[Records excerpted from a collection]
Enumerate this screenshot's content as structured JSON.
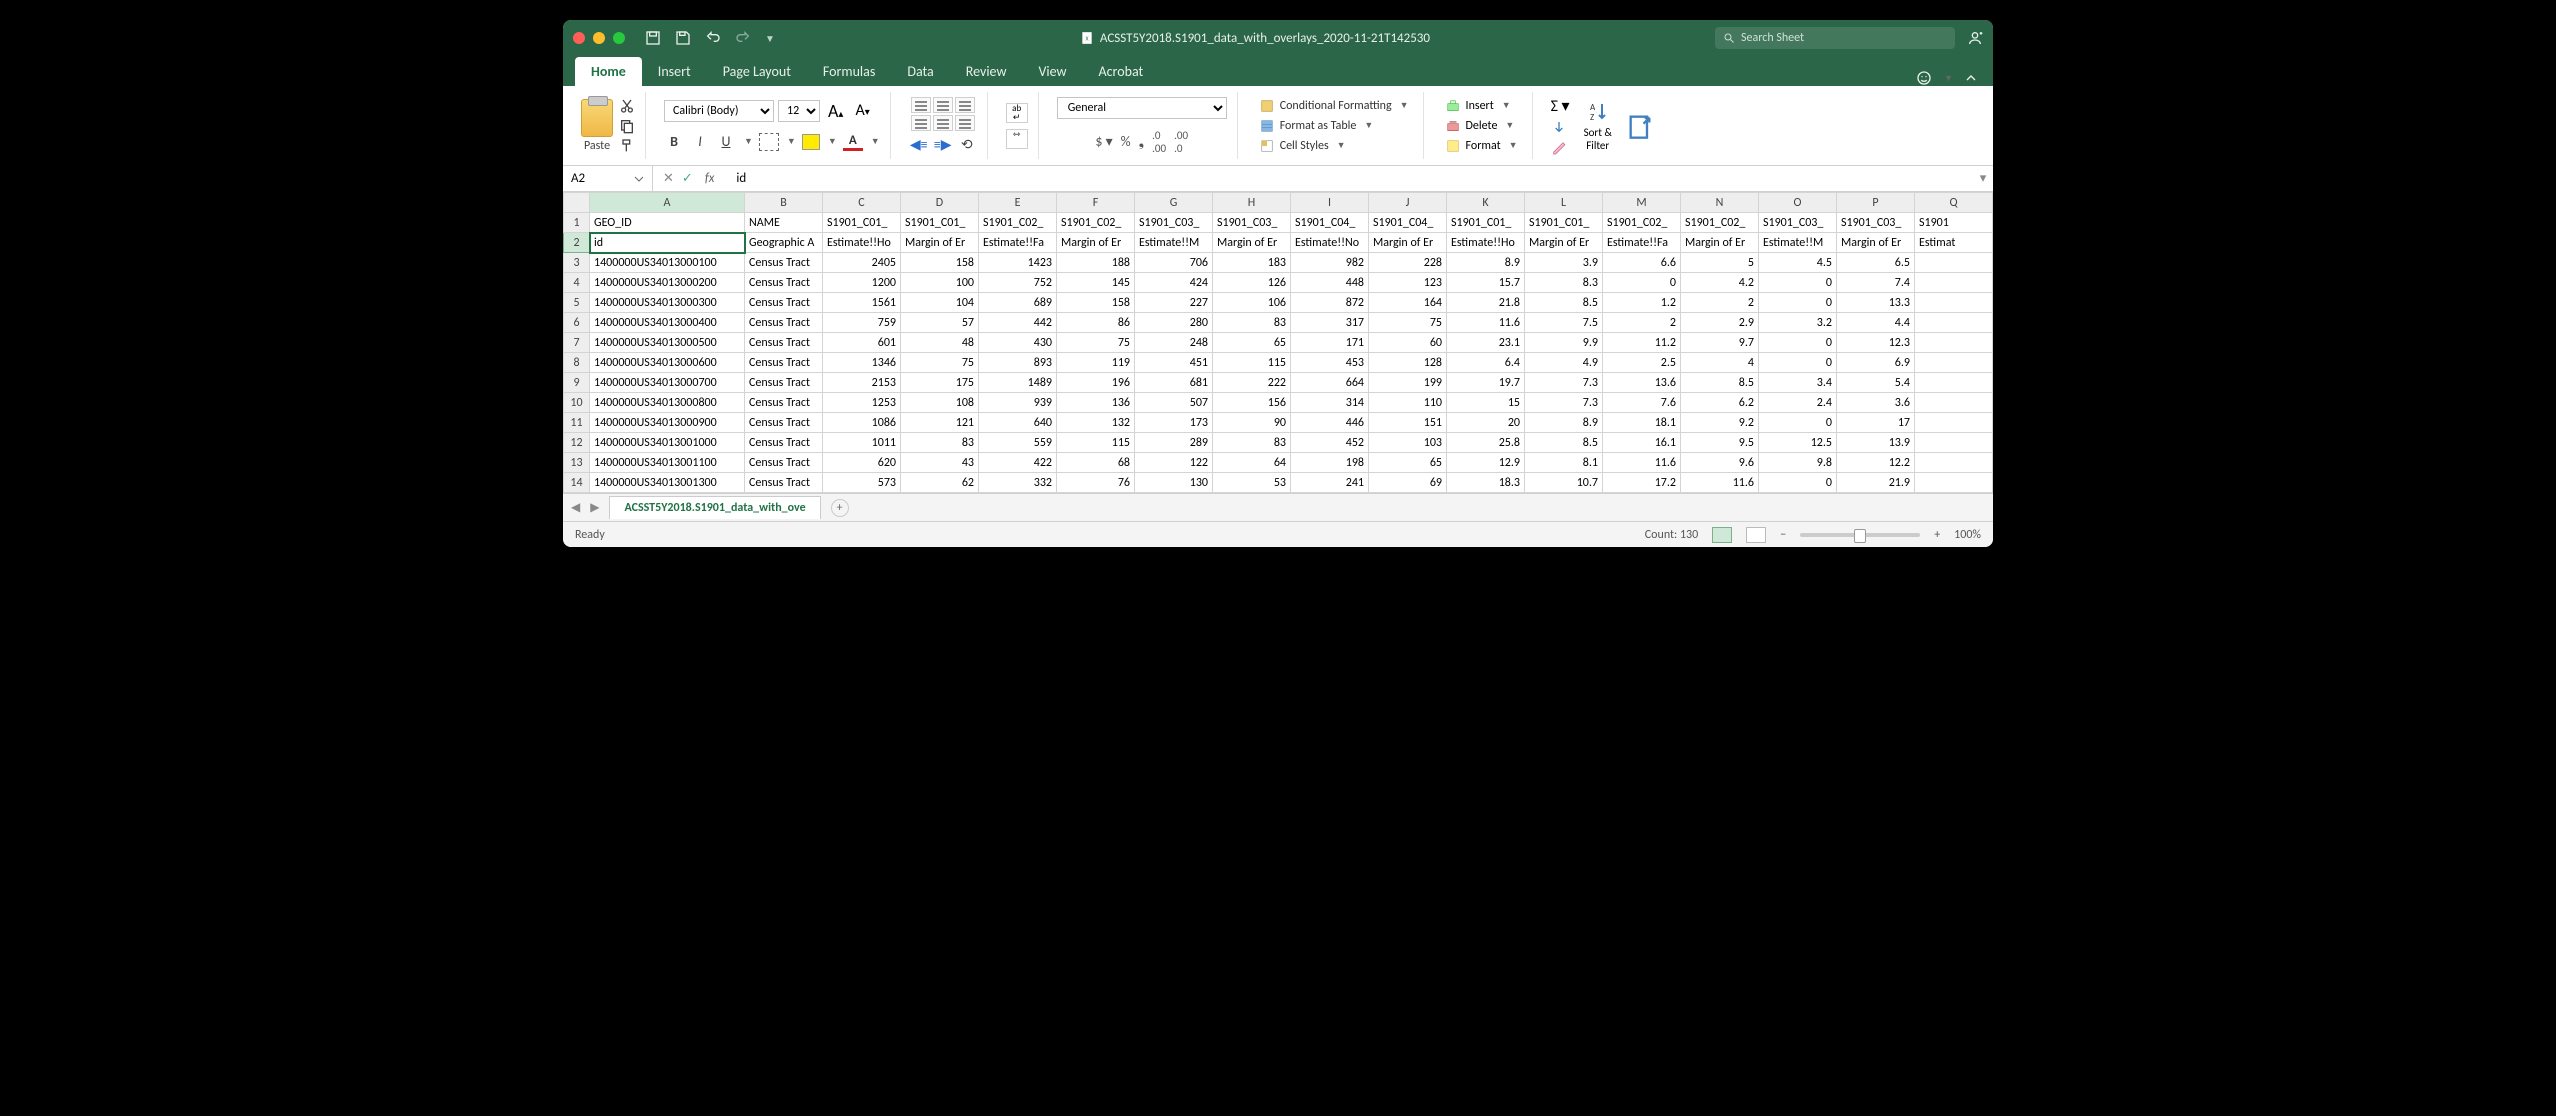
{
  "title": "ACSST5Y2018.S1901_data_with_overlays_2020-11-21T142530",
  "search_placeholder": "Search Sheet",
  "tabs": [
    "Home",
    "Insert",
    "Page Layout",
    "Formulas",
    "Data",
    "Review",
    "View",
    "Acrobat"
  ],
  "active_tab": "Home",
  "paste_label": "Paste",
  "font_name": "Calibri (Body)",
  "font_size": "12",
  "number_format": "General",
  "styles": {
    "cond": "Conditional Formatting",
    "table": "Format as Table",
    "cell": "Cell Styles"
  },
  "cells": {
    "insert": "Insert",
    "delete": "Delete",
    "format": "Format"
  },
  "sort_label": "Sort &\nFilter",
  "namebox": "A2",
  "formula": "id",
  "sheet_tab": "ACSST5Y2018.S1901_data_with_ove",
  "status_ready": "Ready",
  "status_count": "Count: 130",
  "zoom": "100%",
  "columns": [
    "A",
    "B",
    "C",
    "D",
    "E",
    "F",
    "G",
    "H",
    "I",
    "J",
    "K",
    "L",
    "M",
    "N",
    "O",
    "P",
    "Q"
  ],
  "row1": [
    "GEO_ID",
    "NAME",
    "S1901_C01_",
    "S1901_C01_",
    "S1901_C02_",
    "S1901_C02_",
    "S1901_C03_",
    "S1901_C03_",
    "S1901_C04_",
    "S1901_C04_",
    "S1901_C01_",
    "S1901_C01_",
    "S1901_C02_",
    "S1901_C02_",
    "S1901_C03_",
    "S1901_C03_",
    "S1901"
  ],
  "row2": [
    "id",
    "Geographic A",
    "Estimate!!Ho",
    "Margin of Er",
    "Estimate!!Fa",
    "Margin of Er",
    "Estimate!!M",
    "Margin of Er",
    "Estimate!!No",
    "Margin of Er",
    "Estimate!!Ho",
    "Margin of Er",
    "Estimate!!Fa",
    "Margin of Er",
    "Estimate!!M",
    "Margin of Er",
    "Estimat"
  ],
  "data_rows": [
    {
      "n": 3,
      "c": [
        "1400000US34013000100",
        "Census Tract",
        "2405",
        "158",
        "1423",
        "188",
        "706",
        "183",
        "982",
        "228",
        "8.9",
        "3.9",
        "6.6",
        "5",
        "4.5",
        "6.5",
        ""
      ]
    },
    {
      "n": 4,
      "c": [
        "1400000US34013000200",
        "Census Tract",
        "1200",
        "100",
        "752",
        "145",
        "424",
        "126",
        "448",
        "123",
        "15.7",
        "8.3",
        "0",
        "4.2",
        "0",
        "7.4",
        ""
      ]
    },
    {
      "n": 5,
      "c": [
        "1400000US34013000300",
        "Census Tract",
        "1561",
        "104",
        "689",
        "158",
        "227",
        "106",
        "872",
        "164",
        "21.8",
        "8.5",
        "1.2",
        "2",
        "0",
        "13.3",
        ""
      ]
    },
    {
      "n": 6,
      "c": [
        "1400000US34013000400",
        "Census Tract",
        "759",
        "57",
        "442",
        "86",
        "280",
        "83",
        "317",
        "75",
        "11.6",
        "7.5",
        "2",
        "2.9",
        "3.2",
        "4.4",
        ""
      ]
    },
    {
      "n": 7,
      "c": [
        "1400000US34013000500",
        "Census Tract",
        "601",
        "48",
        "430",
        "75",
        "248",
        "65",
        "171",
        "60",
        "23.1",
        "9.9",
        "11.2",
        "9.7",
        "0",
        "12.3",
        ""
      ]
    },
    {
      "n": 8,
      "c": [
        "1400000US34013000600",
        "Census Tract",
        "1346",
        "75",
        "893",
        "119",
        "451",
        "115",
        "453",
        "128",
        "6.4",
        "4.9",
        "2.5",
        "4",
        "0",
        "6.9",
        ""
      ]
    },
    {
      "n": 9,
      "c": [
        "1400000US34013000700",
        "Census Tract",
        "2153",
        "175",
        "1489",
        "196",
        "681",
        "222",
        "664",
        "199",
        "19.7",
        "7.3",
        "13.6",
        "8.5",
        "3.4",
        "5.4",
        ""
      ]
    },
    {
      "n": 10,
      "c": [
        "1400000US34013000800",
        "Census Tract",
        "1253",
        "108",
        "939",
        "136",
        "507",
        "156",
        "314",
        "110",
        "15",
        "7.3",
        "7.6",
        "6.2",
        "2.4",
        "3.6",
        ""
      ]
    },
    {
      "n": 11,
      "c": [
        "1400000US34013000900",
        "Census Tract",
        "1086",
        "121",
        "640",
        "132",
        "173",
        "90",
        "446",
        "151",
        "20",
        "8.9",
        "18.1",
        "9.2",
        "0",
        "17",
        ""
      ]
    },
    {
      "n": 12,
      "c": [
        "1400000US34013001000",
        "Census Tract",
        "1011",
        "83",
        "559",
        "115",
        "289",
        "83",
        "452",
        "103",
        "25.8",
        "8.5",
        "16.1",
        "9.5",
        "12.5",
        "13.9",
        ""
      ]
    },
    {
      "n": 13,
      "c": [
        "1400000US34013001100",
        "Census Tract",
        "620",
        "43",
        "422",
        "68",
        "122",
        "64",
        "198",
        "65",
        "12.9",
        "8.1",
        "11.6",
        "9.6",
        "9.8",
        "12.2",
        ""
      ]
    },
    {
      "n": 14,
      "c": [
        "1400000US34013001300",
        "Census Tract",
        "573",
        "62",
        "332",
        "76",
        "130",
        "53",
        "241",
        "69",
        "18.3",
        "10.7",
        "17.2",
        "11.6",
        "0",
        "21.9",
        ""
      ]
    }
  ]
}
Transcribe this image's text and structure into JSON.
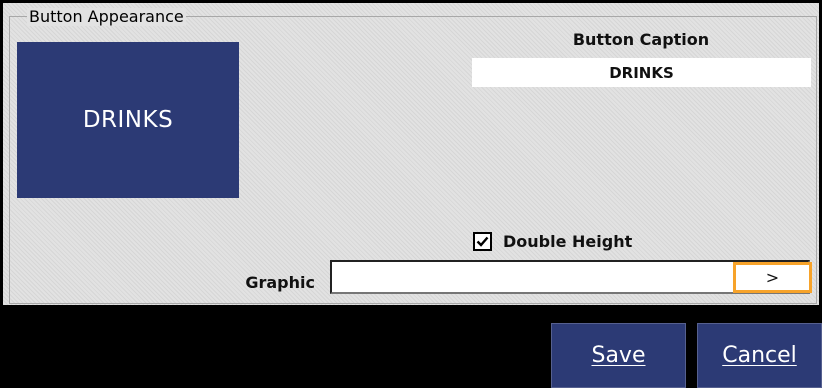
{
  "group": {
    "legend": "Button Appearance"
  },
  "preview": {
    "text": "DRINKS",
    "background_color": "#2c3a75"
  },
  "caption": {
    "label": "Button Caption",
    "value": "DRINKS"
  },
  "double_height": {
    "label": "Double Height",
    "checked": true
  },
  "graphic": {
    "label": "Graphic",
    "value": "",
    "browse_label": ">",
    "focus_color": "#f7a32a"
  },
  "footer": {
    "save_label": "Save",
    "cancel_label": "Cancel",
    "accent_color": "#2c3a75"
  },
  "icons": {
    "checkbox": "checkmark-icon"
  }
}
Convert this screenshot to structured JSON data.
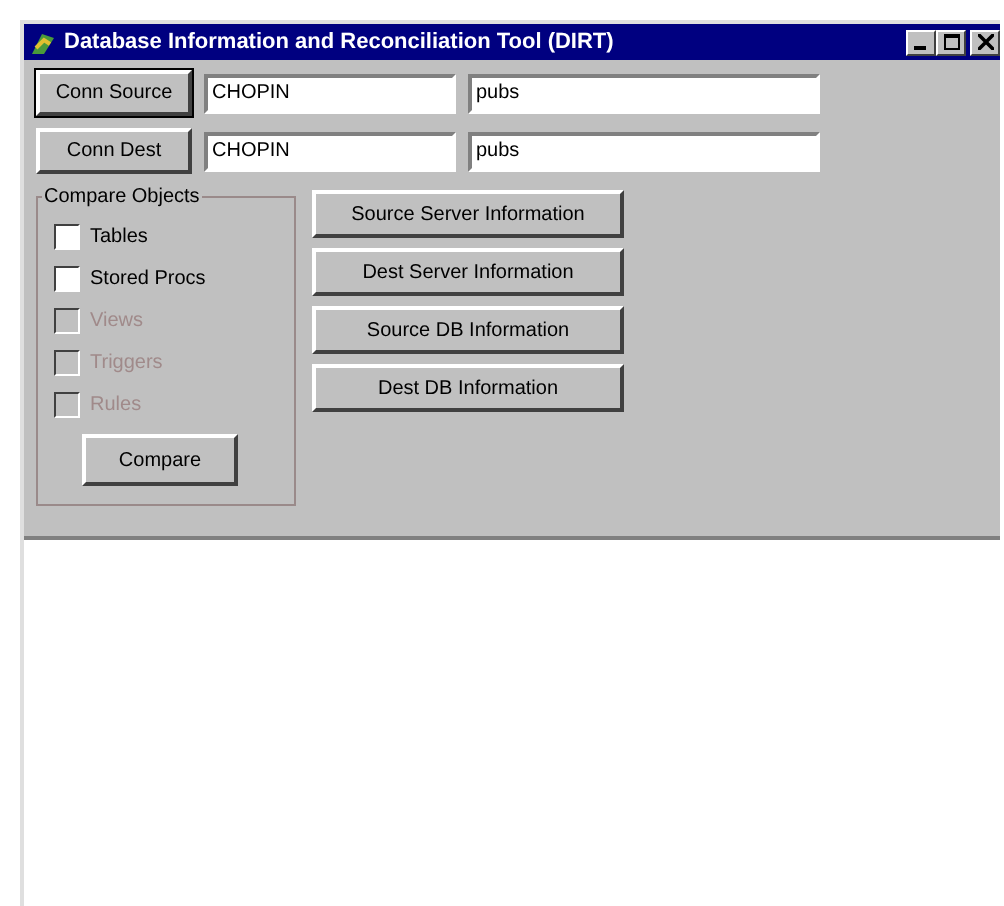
{
  "window": {
    "title": "Database Information and Reconciliation Tool (DIRT)"
  },
  "connections": [
    {
      "button": "Conn Source",
      "focused": true,
      "server": "CHOPIN",
      "database": "pubs"
    },
    {
      "button": "Conn Dest",
      "focused": false,
      "server": "CHOPIN",
      "database": "pubs"
    }
  ],
  "compare_objects": {
    "title": "Compare Objects",
    "options": [
      {
        "label": "Tables",
        "checked": false,
        "disabled": false
      },
      {
        "label": "Stored Procs",
        "checked": false,
        "disabled": false
      },
      {
        "label": "Views",
        "checked": false,
        "disabled": true
      },
      {
        "label": "Triggers",
        "checked": false,
        "disabled": true
      },
      {
        "label": "Rules",
        "checked": false,
        "disabled": true
      }
    ],
    "button": "Compare"
  },
  "info_buttons": [
    "Source Server Information",
    "Dest Server Information",
    "Source DB Information",
    "Dest DB Information"
  ]
}
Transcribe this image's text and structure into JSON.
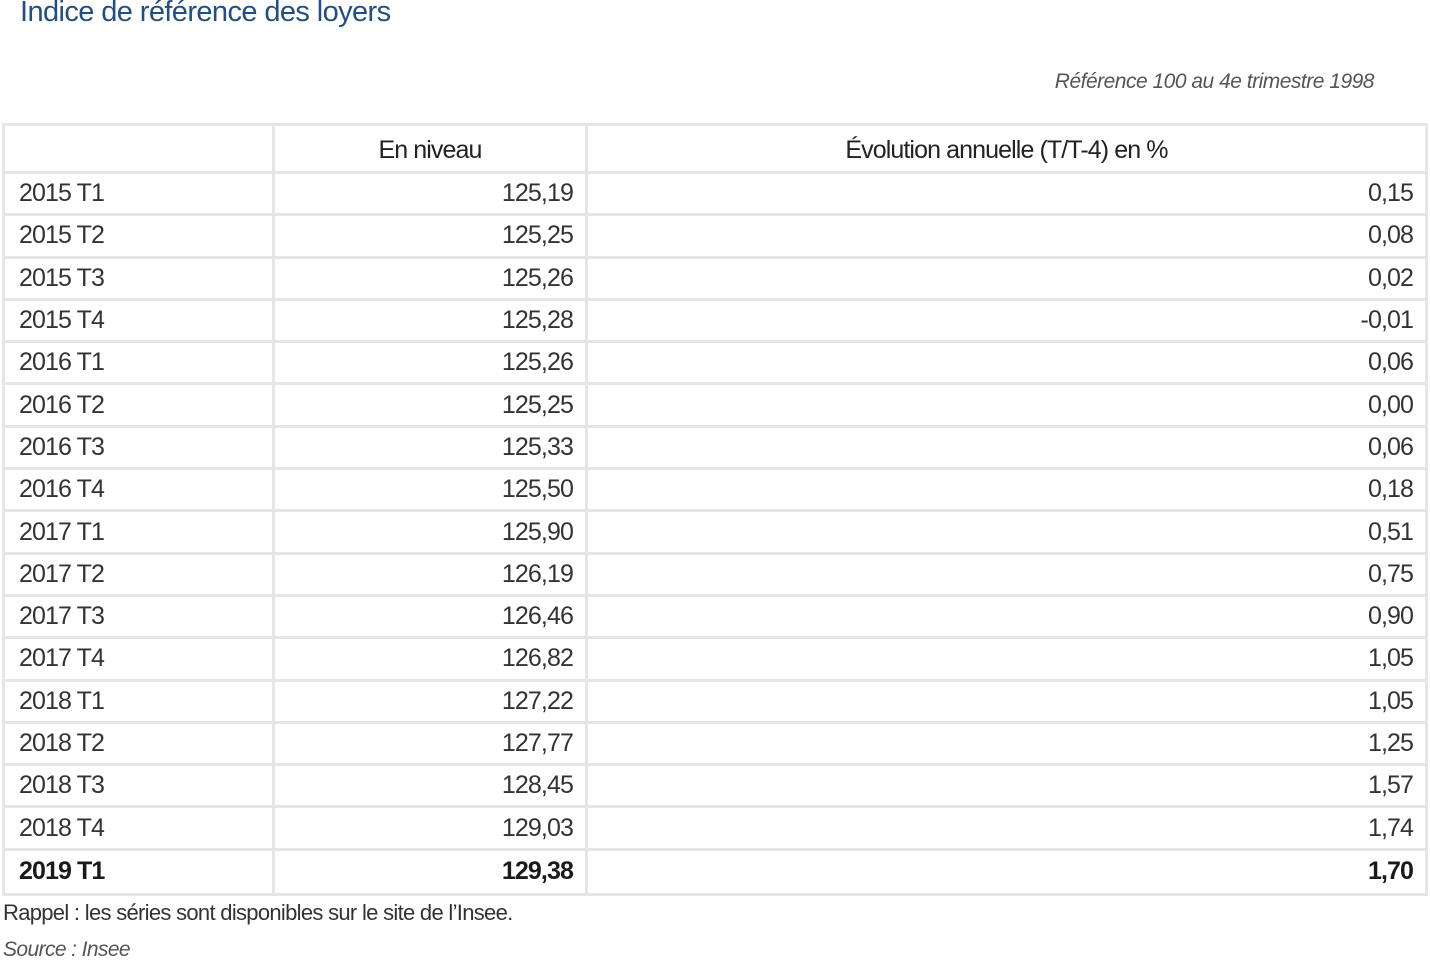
{
  "title": "Indice de référence des loyers",
  "reference_note": "Référence 100 au 4e trimestre 1998",
  "table": {
    "headers": [
      "",
      "En niveau",
      "Évolution annuelle (T/T-4) en %"
    ],
    "rows": [
      {
        "period": "2015 T1",
        "level": "125,19",
        "change": "0,15"
      },
      {
        "period": "2015 T2",
        "level": "125,25",
        "change": "0,08"
      },
      {
        "period": "2015 T3",
        "level": "125,26",
        "change": "0,02"
      },
      {
        "period": "2015 T4",
        "level": "125,28",
        "change": "-0,01"
      },
      {
        "period": "2016 T1",
        "level": "125,26",
        "change": "0,06"
      },
      {
        "period": "2016 T2",
        "level": "125,25",
        "change": "0,00"
      },
      {
        "period": "2016 T3",
        "level": "125,33",
        "change": "0,06"
      },
      {
        "period": "2016 T4",
        "level": "125,50",
        "change": "0,18"
      },
      {
        "period": "2017 T1",
        "level": "125,90",
        "change": "0,51"
      },
      {
        "period": "2017 T2",
        "level": "126,19",
        "change": "0,75"
      },
      {
        "period": "2017 T3",
        "level": "126,46",
        "change": "0,90"
      },
      {
        "period": "2017 T4",
        "level": "126,82",
        "change": "1,05"
      },
      {
        "period": "2018 T1",
        "level": "127,22",
        "change": "1,05"
      },
      {
        "period": "2018 T2",
        "level": "127,77",
        "change": "1,25"
      },
      {
        "period": "2018 T3",
        "level": "128,45",
        "change": "1,57"
      },
      {
        "period": "2018 T4",
        "level": "129,03",
        "change": "1,74"
      },
      {
        "period": "2019 T1",
        "level": "129,38",
        "change": "1,70"
      }
    ]
  },
  "footnote": "Rappel : les séries sont disponibles sur le site de l’Insee.",
  "source": "Source : Insee",
  "colors": {
    "title": "#1f4f86",
    "border": "#e6e6e6",
    "text": "#333333"
  }
}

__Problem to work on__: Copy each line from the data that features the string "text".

__Response box__:
Transcribe this image's text and structure into JSON.
    "text": "DRINKS",
Transcribe this image's text and structure into JSON.
    "text": "#333333"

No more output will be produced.